5. Holloko - A village with UNESCO status in the Cserhat hills near the Slovak border. The village is made up entirely of traditional wooden cottages with thatched rooftops and has preserved many elements of its traditional culture. The impressive ruin of Holloko castle sits on a small hill near the village.
6. Visegrad - The site of a castle high above the river Danube along one of the river's most beautiful stretches. Excellent walking routes lead in both directions from the Citadel to view the sharp bend made by the Danube as it passes below Castle Hill.
7. Sopron - A small city on the Austrian border with an old town packed with some of the finest medieval buildings in Hungary. The Turkish armies never conquered the town, so much of the centre remains as it appeared centuries ago. In 1921 the people of Sopron had to vote on whether they wanted to become part of Austria or Hungary, and they overwhelmingly voted in favour of remaining Hungarian. This has earned Sopron the nickname 'The most loyal city'.
8. Szentendre - A small town north of Budapest with lots of art galleries and cultural attractions, as well as an excellent skansen (outdoor museum) of historic folk architecture gathered from all over Hungary.
9. Kecskemet - A major city of the Great Plain, Kecskemet offers plenty of art-nouveau architecture, apricot brandy, and day-trip access to Kiskunsag national park on the Puszta (Great Plain).
10. Szeged - The largest city on the Great Plain and a major university centre, Szeged is famed for being the source of the nation's finest paprika spice, which is used heavily in the creation of Szeged Goulash and Szeged Halaszle (spicy fish soup).
11. Gyor - A city in the Transdanubia region with a well-preserved historical centre and a number of excellent restaurants serving the national cuisine. Baross Gabor street and the surrounding cobbled lanes of the old town are a pleasant place to stroll about and to sit outside in a cafe on one of the squares. The Turks only held the city for four years before being ousted in 1598, so Hungarians refer to the city as the 'Dear Guard' which has always been able to watch over the nation's well-being.
12. Sumeg Castle - A large and impressive ruin north of Lake Balaton, which sits on a high round hill of limestone. In the town beneath the castle the Church of the Ascension contains brilliant frescoes which have given the church the nickname 'sistine chapel of the rococo'.
13. Pannonhalma - A village south of Gyor featuring the Benedictine Abbey of Pannonhalma high above on a hilltop. The abbey has been in continuous operation since the 10th century - it celebrated its millenium year in 1996, the same year it became a UNESCO listed site. The abbey is a mix of many architectural styles as a result of being rebuilt many times throughout history; during the Turkish occupation the abbey was turned into a mosque.

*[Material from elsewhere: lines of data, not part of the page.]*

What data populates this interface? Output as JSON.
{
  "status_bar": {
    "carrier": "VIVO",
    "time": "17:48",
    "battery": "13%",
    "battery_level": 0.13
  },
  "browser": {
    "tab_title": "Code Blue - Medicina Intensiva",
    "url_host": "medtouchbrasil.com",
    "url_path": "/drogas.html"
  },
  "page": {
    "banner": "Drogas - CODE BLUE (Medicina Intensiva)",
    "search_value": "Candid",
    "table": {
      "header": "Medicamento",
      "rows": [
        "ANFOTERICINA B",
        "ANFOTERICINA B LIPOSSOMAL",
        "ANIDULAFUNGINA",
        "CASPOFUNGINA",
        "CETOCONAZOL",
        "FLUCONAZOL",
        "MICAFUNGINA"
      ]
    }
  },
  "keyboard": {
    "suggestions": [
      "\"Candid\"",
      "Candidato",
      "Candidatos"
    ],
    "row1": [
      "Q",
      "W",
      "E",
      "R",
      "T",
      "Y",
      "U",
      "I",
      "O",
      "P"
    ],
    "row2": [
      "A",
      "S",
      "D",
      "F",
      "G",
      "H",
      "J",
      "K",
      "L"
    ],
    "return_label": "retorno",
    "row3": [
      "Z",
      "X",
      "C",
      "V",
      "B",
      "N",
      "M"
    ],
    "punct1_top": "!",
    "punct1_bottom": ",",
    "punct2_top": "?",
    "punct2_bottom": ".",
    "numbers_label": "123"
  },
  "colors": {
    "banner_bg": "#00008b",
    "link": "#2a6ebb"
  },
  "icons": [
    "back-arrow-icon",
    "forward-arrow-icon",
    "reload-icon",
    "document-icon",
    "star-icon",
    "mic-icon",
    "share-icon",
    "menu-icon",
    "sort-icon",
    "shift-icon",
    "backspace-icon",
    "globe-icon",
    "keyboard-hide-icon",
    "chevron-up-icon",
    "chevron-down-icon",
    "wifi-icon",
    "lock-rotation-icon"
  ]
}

14. Takos - A village in the remote northeast, Takos contains the wooden Calvinist Church, which was constructed using the technique known as wattle-and-daub. The floor of the church is made of beaten earth, and above this is a ceiling beautifully painted with red and blue flowers. Next to the church is a wooden bell tower, considered one of the finest in the country. The church is called 'The Barefoot Notre Dame of Hungary' by the local villagers.
15. Koszeg - A small town near the Austrian border which is referred to as 'the nation's jewellery box' due to its collection of gothic and baroque buildings. The town's castle repelled the army of Suleiman the Magnificent in 1532, with just 50 Hungarians fending off 100000 Turkish soldiers. The town's main square, Jurisics ter, is one of the country's most beautiful.